HP is warning security professionals not to get a false sense of security from the overall decline in publicly reported vulnerabilities. The decline can be attributed to a variety of factors, including software security improvements and changing vulnerability disclosure trends that may be leaving a significant quantity of vulnerabilities uncounted, according to the HP 2011 Cyber Security Risks Report. The report, issued this week, offers a detailed analysis of data from the Open Source Vulnerability Database (OSVDB), the HP DVLabs' Zero Day Initiative, and HP’s Fortify Web security researchers.
While overall Web application flaws in commercially available applications has been in decline since 2006, a review of more than 359 unique custom Web applications conducted by HP Fortify paints a much different picture. Many of the custom Web applications were found rampant with common coding errors, leaving them prone to cross-site scripting and SQL injection attacks.
Web Application Flaws
Microsoft Internet Explorer, Google Chrome and Mozilla Firefox, the three most popular browsers on the market, saw a slight increase in browser vulnerabilities in 2011, but few cybercriminals are creating Web browser attacks targeting the flaws, according to IBM.
Expert Cory Scott offers pointers for using Web application security assessment tools and developing an application security assessment strategy.

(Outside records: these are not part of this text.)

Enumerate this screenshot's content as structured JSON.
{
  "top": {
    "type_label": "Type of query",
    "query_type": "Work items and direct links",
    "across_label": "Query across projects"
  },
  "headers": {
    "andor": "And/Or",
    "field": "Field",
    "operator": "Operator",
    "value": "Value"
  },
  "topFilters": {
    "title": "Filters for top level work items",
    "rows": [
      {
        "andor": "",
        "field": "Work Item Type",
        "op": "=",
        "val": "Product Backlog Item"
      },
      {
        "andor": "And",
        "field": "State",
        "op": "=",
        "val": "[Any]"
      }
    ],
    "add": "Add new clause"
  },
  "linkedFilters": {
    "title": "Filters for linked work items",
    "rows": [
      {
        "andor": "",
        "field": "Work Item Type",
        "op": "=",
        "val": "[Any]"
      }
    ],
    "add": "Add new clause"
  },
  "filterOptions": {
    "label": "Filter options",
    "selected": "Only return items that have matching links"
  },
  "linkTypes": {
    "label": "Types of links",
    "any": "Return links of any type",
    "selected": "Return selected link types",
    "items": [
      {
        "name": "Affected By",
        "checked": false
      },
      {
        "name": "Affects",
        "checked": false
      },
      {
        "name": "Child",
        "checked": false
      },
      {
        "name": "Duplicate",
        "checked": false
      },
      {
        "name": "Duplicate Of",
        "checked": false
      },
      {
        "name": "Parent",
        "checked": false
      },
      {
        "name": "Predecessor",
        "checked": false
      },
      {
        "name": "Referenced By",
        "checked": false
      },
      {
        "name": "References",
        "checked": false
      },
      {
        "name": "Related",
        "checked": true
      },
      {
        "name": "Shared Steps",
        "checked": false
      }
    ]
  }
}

Static analysis performed on the custom Web applications found more than half were vulnerable to reflected cross-site scripting, and 86% were vulnerable to injection flaws. The custom applications were also susceptible to insecure direct object reference vulnerabilities and nearly all of them were vulnerable to information leakage and improper error handling flaws. Dynamic analysis, which evaluates a program by executing data in real-time, found more than 66% were vulnerable to insecure communications vulnerabilities. “99% of hacking is information gathering, so this is not insignificant,” the report found.
The data shows custom Web application coding errors are widespread, HP said, and attackers are targeting them in greater numbers. Web application attacks grew almost 50% from 2010 to 2011. The attacks made up 13% of the total attacks observed by TippingPoint IPS customers and honeypots used to capture new exploits for trend analysis and emerging threat detection. HP found many of the attacks being driven by the Black Hole Exploit Kit, an automated attack toolkit that is known for spreading the Zeus, Cutwail, Spyeye, and Carberp botnets.
“Basic security mistakes such as information leakage and insecure communications are still being made at all organization size levels,” according to the report. “Measures should be taken to ensure information potentially important to attackers is not included in the application. Ultimately, the solution is for security to be ‘baked in’ to the development process, not brushed on.”
The report found website administrators failing to deploy patches or to support new browser security features built into Microsoft Internet Explorer 8 for preventing cross-site scripting attacks from executing.
Adobe Shockwave led the top 10 list of disclosed commercial vulnerabilities in 2011. It was followed by Apple Quicktime errors, HP Data Protector flaws and Oracle Java vulnerabilities. The information was gleaned from HP DVLabs Zero-day Initiative, which purchases vulnerability information from security researchers and provides it free of charge to affected vendors. RealNetworks RealPlayer, Adobe Reader, Microsoft Internet Explorer, Microsoft Office Novell iPrint and HP OpenView errors made up the rest of the commercially available products in the ZDI Top 10 vulnerability list.
This story was first published on SearchSecurity.com